(Note: This is just one work of mathematical fiction from the list. To see the entire list or to see more works of mathematical fiction, return to the Homepage.)

Works Similar to The Music of the Spheres
According to my `secret formula', the following works of mathematical fiction are similar to this one:
  1. Lord Byron's Novel: The Evening Land by John Crowley
  2. The Three Body Problem by Catherine Shaw
  3. One, True Platonic Heaven: A Scientific Fiction of the Limits of Knowledge by John L. Casti
  4. Still She Haunts Me by Katie Roiphe
  5. Shooting the Sun by Max Byrd
  6. Quicksilver: The Baroque Cycle Volume 1 by Neal Stephenson
  7. Newton's Hooke by David Pinner
  8. The Indian Clerk by David Leavitt
  9. Abendland (Occident) by Michael Köhlmeier
  10. Flowers Stained with Moonlight by Catherine Shaw
Ratings for The Music of the Spheres:
RatingsHave you seen/read this work of mathematical fiction? Then click here to enter your own votes on its mathematical content and literary quality or send me comments to post on this Webpage.
(unrated)

PLEASE HELP US OUT BY ENTERING YOUR OWN RATINGS FOR THIS WORK.

Categories:
GenreHistorical Fiction,
MotifReal Mathematicians,
TopicAnalysis/Calculus/Differential, Mathematical Physics,
MediumNovels,

Home All New Browse Search About

Your Help Needed: Some site visitors remember reading works of mathematical fiction that neither they nor I can identify. It is time to crowdsource this problem and ask for your help! You would help a neighbor find a missing pet...can't you also help a fellow site visitor find some missing works of mathematical fiction?
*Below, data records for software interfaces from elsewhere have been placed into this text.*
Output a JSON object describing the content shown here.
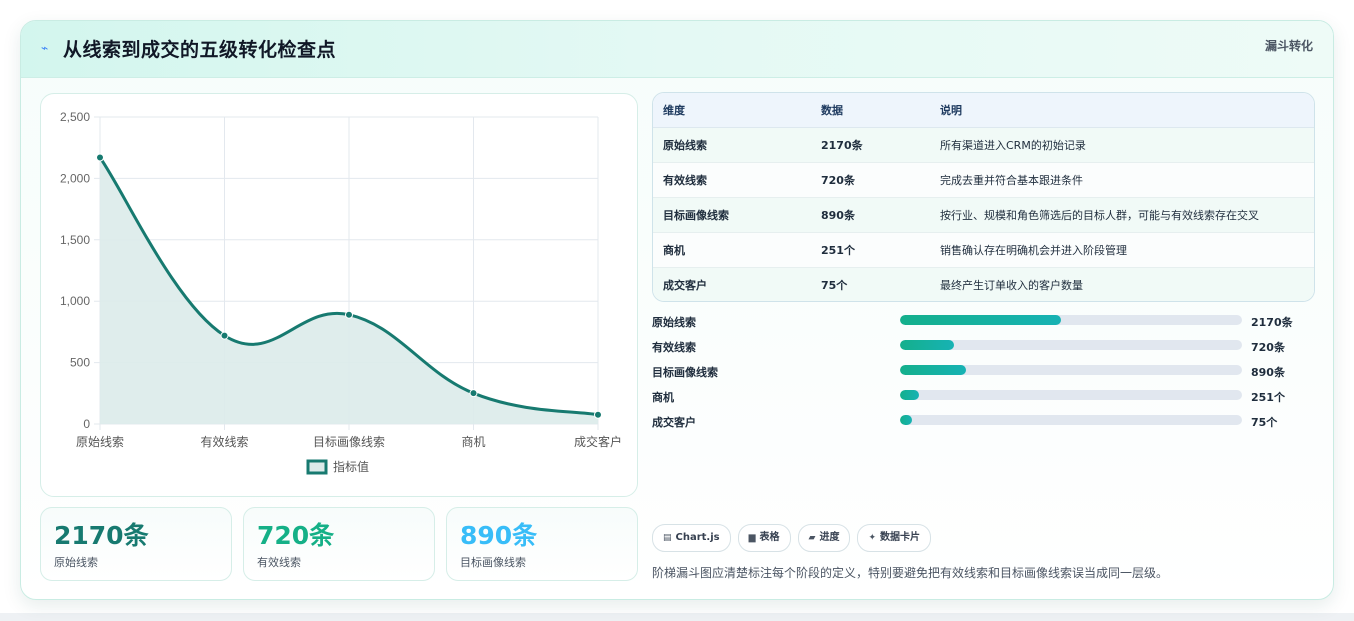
{
  "header": {
    "title": "从线索到成交的五级转化检查点",
    "tag": "漏斗转化",
    "icon": "lightning-icon"
  },
  "chart_data": {
    "type": "line",
    "categories": [
      "原始线索",
      "有效线索",
      "目标画像线索",
      "商机",
      "成交客户"
    ],
    "series": [
      {
        "name": "指标值",
        "values": [
          2170,
          720,
          890,
          251,
          75
        ]
      }
    ],
    "yticks": [
      "0",
      "500",
      "1,000",
      "1,500",
      "2,000",
      "2,500"
    ],
    "ylim": [
      0,
      2500
    ],
    "grid": true,
    "legend": "bottom",
    "line_color": "#177a70",
    "fill_color": "#dcebea"
  },
  "stats": [
    {
      "value": "2170条",
      "label": "原始线索",
      "color": "#177a70"
    },
    {
      "value": "720条",
      "label": "有效线索",
      "color": "#15b087"
    },
    {
      "value": "890条",
      "label": "目标画像线索",
      "color": "#38bdf8"
    }
  ],
  "table": {
    "headers": [
      "维度",
      "数据",
      "说明"
    ],
    "rows": [
      [
        "原始线索",
        "2170条",
        "所有渠道进入CRM的初始记录"
      ],
      [
        "有效线索",
        "720条",
        "完成去重并符合基本跟进条件"
      ],
      [
        "目标画像线索",
        "890条",
        "按行业、规模和角色筛选后的目标人群，可能与有效线索存在交叉"
      ],
      [
        "商机",
        "251个",
        "销售确认存在明确机会并进入阶段管理"
      ],
      [
        "成交客户",
        "75个",
        "最终产生订单收入的客户数量"
      ]
    ]
  },
  "progress": [
    {
      "label": "原始线索",
      "value": "2170条",
      "fraction": 0.472
    },
    {
      "label": "有效线索",
      "value": "720条",
      "fraction": 0.157
    },
    {
      "label": "目标画像线索",
      "value": "890条",
      "fraction": 0.193
    },
    {
      "label": "商机",
      "value": "251个",
      "fraction": 0.055
    },
    {
      "label": "成交客户",
      "value": "75个",
      "fraction": 0.035
    }
  ],
  "chips": [
    {
      "label": "Chart.js",
      "icon": "chart-icon"
    },
    {
      "label": "表格",
      "icon": "table-icon"
    },
    {
      "label": "进度",
      "icon": "progress-icon"
    },
    {
      "label": "数据卡片",
      "icon": "sparkle-icon"
    }
  ],
  "footnote": "阶梯漏斗图应清楚标注每个阶段的定义，特别要避免把有效线索和目标画像线索误当成同一层级。"
}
Please take a look and let us know if you have seen these missing stories anywhere!.

(Maintained by Alex Kasman, College of Charleston)